Monday, July 24, 2017

L'ARGENT - #886

There was an “everything is connected” subgenre in the late ‘80s/early ‘90s that was perhaps kicked off by Richard Linklater’s Slacker, but that really traces roots back to Max Ophuls and La ronde [review]--films where characters are connected by social happenstance (13Conversations About One Thing) or perhaps an object (Robert Altman’s Gun TV series). One chat leads to another, one careless act affects a passerby, a butterfly flaps its wings and a writer looks for meaning.

Linklater is a devotee of Robert Bresson, and it would stand to reason that Bresson’s 1983 crime drama L’argent was an inspiration. Based on a story by Tolstoy, L’argent tells the tale of several lives thrown into upheaval by two selfish teenagers choosing to pass a counterfeit bill at a small camera and photo shop. When the storeowners decide to unload it, along with other fraudulent notes, on a trusting deliveryman, they not only expose their own unscrupulousness, but force the driver into a legal wrangle he can’t get himself out of.

This man, Lucien (Vincent Risterucci), is the closest we get to a main character--or at least he's the one we root for, if only temporarily. His life is the most damaged by the initial crime and the several more it inspires. His plight is transformative. He is the good man forced to be bad. It's a gradual change, one that seems natural, despite of--or perhaps because of--Bresson’s technique. The French director is famous for extracting emotion from performance and approaching his actors as poseable “models.” His cast blandly hits marks, delivers its lines with little intonation, and maintains a steady gaze. To some, it's stiff and amateurish, but once you tune in to Bresson’s wavelength, his narrative theories begin to make sense. You just have to lock them in place.

It's almost like kabuki in its formalism. By staging L’argent with such a rigorous dispassion, we are spared the melodrama, we are spared being swayed by our own feelings, and instead we watch the pieces move, staying in the moment rather than trying to guess the plot twists, reserving judgment until it has all passed, the audience serving as an observant jury.

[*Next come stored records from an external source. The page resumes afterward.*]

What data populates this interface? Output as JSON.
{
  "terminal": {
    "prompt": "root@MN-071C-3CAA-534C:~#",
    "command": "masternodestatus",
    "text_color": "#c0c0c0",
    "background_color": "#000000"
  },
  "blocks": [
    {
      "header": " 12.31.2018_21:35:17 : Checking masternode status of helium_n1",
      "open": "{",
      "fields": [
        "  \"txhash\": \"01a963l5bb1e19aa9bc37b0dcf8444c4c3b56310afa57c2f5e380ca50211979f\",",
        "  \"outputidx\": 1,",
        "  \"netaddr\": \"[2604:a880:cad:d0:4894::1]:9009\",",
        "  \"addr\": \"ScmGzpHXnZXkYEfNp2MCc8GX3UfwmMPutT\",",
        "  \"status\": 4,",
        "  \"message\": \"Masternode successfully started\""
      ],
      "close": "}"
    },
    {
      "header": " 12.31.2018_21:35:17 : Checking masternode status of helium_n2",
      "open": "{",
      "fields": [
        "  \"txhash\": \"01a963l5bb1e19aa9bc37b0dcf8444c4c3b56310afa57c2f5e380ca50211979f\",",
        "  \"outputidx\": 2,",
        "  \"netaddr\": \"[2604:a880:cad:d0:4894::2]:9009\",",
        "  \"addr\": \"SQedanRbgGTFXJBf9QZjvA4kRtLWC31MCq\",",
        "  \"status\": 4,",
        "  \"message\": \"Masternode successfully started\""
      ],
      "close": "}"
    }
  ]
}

We don't judge Lucien, we don’t put ourselves in his shoes, we instead just watch. In fact, when he does show some real emotion, it's such an affront, Bresson has him bury his head in a pillow. Open weeping is for other movies.

Which isn’t to say we aren't invested. We totally are. The sheer cruelty of humanity underlying every callous turn is undeniable, it's just that we follow the events as we would a true crime story rather than a fiction, as if they already happened and are thus beyond inevitable. We can't help but feel for Lucien, but perhaps it makes us less sympathetic when he makes wrong turns. L’argent does not romanticize his crimes.

Ironic, then, that showing the crimes themselves is the only place where Bresson’s theories fail him. While the mechanics of the violence are evident, the abstraction renders them ineffective and even confusing. Is it that showing the actual blood and gore as evidence would bias us more than the director would like, or is he just squeamish? If we are the jury, we would need to consider the victims--even after some of them are declared unlikable--otherwise the testimony is incomplete. Lucien’s actions already seem outsized, and Bresson’s editing—chopping up the scenes, showing the beginning of the action and an implied outcome (jumping from a raised weapon to blood splatter, etc.) but never the in between, proves only to make them less believable.

Luckily, this does nothing to lessen the tragic poetry of L’argent. Particularly as the truly bad people, unmoored as they are by the appearance of this fake cash, suffer very little consequence. Bresson carves out a world where heeding one’s conscience only leads to mistakes and punishment. The survivors mostly serve themselves, or feign charity for effect. Which, when you really think about it, means the themes of L’argent are perfectly in sync with the storytelling. Remove emotion, stick to what can be known--and done.

This disc provided by the Criterion Collection for purposes of review.

1 comment:

BobbyMcc said...

Good review. Better make a quick correction, though. The name of the main character that we follow is Yvon, not Lucien (who is the cashier at the camera shop whose perjury sends Yvon to prison).